What this task involves
Could you write out the records below exactly as they appear?

Dataset records
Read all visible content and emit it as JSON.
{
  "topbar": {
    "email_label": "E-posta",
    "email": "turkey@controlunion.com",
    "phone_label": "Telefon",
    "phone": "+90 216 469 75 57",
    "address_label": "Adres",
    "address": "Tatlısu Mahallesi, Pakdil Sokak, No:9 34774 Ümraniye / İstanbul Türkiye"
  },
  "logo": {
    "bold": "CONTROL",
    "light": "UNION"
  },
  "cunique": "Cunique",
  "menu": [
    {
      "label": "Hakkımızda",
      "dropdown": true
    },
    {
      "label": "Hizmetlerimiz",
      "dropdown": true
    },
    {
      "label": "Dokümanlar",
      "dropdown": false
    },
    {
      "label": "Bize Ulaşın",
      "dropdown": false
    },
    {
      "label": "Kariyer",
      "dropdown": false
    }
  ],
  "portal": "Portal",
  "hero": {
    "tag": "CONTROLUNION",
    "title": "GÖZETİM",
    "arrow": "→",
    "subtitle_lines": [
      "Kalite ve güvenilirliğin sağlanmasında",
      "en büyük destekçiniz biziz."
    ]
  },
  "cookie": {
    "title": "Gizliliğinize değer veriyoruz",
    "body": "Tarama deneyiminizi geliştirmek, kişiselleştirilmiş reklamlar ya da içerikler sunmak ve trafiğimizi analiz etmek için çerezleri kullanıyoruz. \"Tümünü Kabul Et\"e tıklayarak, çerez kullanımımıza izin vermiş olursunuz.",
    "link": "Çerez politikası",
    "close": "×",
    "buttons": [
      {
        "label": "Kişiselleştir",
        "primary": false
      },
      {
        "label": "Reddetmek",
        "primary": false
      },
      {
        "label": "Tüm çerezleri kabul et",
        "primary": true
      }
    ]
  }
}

Response area
Read all visible content and emit it as JSON.
{
  "topbar": {
    "email_label": "E-posta",
    "email": "turkey@controlunion.com",
    "phone_label": "Telefon",
    "phone": "+90 216 469 75 57",
    "address_label": "Adres",
    "address": "Tatlısu Mahallesi, Pakdil Sokak, No:9 34774 Ümraniye / İstanbul Türkiye"
  },
  "logo": {
    "bold": "CONTROL",
    "light": "UNION"
  },
  "cunique": "Cunique",
  "menu": [
    {
      "label": "Hakkımızda",
      "dropdown": true
    },
    {
      "label": "Hizmetlerimiz",
      "dropdown": true
    },
    {
      "label": "Dokümanlar",
      "dropdown": false
    },
    {
      "label": "Bize Ulaşın",
      "dropdown": false
    },
    {
      "label": "Kariyer",
      "dropdown": false
    }
  ],
  "portal": "Portal",
  "hero": {
    "tag": "CONTROLUNION",
    "title": "GÖZETİM",
    "arrow": "→",
    "subtitle_lines": [
      "Kalite ve güvenilirliğin sağlanmasında",
      "en büyük destekçiniz biziz."
    ]
  },
  "cookie": {
    "title": "Gizliliğinize değer veriyoruz",
    "body": "Tarama deneyiminizi geliştirmek, kişiselleştirilmiş reklamlar ya da içerikler sunmak ve trafiğimizi analiz etmek için çerezleri kullanıyoruz. \"Tümünü Kabul Et\"e tıklayarak, çerez kullanımımıza izin vermiş olursunuz.",
    "link": "Çerez politikası",
    "close": "×",
    "buttons": [
      {
        "label": "Kişiselleştir",
        "primary": false
      },
      {
        "label": "Reddetmek",
        "primary": false
      },
      {
        "label": "Tüm çerezleri kabul et",
        "primary": true
      }
    ]
  }
}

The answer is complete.